Segment Start: Dataset content

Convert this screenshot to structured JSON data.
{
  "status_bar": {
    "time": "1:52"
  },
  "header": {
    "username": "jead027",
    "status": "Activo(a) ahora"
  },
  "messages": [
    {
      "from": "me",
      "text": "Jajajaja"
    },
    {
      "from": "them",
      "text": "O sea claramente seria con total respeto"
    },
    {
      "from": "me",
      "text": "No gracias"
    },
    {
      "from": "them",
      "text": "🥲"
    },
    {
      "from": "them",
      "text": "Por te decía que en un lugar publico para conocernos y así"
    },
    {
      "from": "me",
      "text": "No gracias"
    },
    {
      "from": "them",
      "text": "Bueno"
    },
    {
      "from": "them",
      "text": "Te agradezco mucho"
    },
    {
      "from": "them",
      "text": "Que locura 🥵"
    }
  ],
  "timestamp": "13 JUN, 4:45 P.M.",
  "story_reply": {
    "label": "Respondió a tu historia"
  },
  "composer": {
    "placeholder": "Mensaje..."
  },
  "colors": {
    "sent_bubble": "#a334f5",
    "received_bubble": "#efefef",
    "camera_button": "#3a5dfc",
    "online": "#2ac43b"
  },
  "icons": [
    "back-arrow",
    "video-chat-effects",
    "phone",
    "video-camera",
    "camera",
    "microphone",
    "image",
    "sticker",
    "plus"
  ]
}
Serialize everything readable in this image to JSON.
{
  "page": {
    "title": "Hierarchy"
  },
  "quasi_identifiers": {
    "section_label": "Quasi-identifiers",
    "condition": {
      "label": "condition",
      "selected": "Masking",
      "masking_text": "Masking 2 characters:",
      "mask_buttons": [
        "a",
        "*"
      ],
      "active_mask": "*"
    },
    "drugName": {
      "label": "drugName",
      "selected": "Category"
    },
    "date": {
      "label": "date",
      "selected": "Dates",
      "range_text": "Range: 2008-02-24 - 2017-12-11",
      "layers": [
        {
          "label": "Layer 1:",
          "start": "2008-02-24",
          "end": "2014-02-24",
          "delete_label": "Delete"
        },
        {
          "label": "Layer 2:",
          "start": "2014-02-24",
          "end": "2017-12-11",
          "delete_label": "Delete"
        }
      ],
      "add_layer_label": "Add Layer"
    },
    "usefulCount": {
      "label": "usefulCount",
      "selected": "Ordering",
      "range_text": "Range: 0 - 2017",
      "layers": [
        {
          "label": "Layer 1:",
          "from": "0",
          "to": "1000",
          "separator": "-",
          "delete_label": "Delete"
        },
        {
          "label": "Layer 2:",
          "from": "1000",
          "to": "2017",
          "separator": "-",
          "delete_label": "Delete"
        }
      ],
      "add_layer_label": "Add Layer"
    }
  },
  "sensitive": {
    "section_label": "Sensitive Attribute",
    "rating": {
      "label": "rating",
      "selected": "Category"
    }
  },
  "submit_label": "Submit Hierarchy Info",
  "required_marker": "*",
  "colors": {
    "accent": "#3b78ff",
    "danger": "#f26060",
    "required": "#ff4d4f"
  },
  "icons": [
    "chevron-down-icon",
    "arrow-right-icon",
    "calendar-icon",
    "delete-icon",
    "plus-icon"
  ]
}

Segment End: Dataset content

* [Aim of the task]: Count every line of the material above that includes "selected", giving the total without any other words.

* [Result for this task]: 5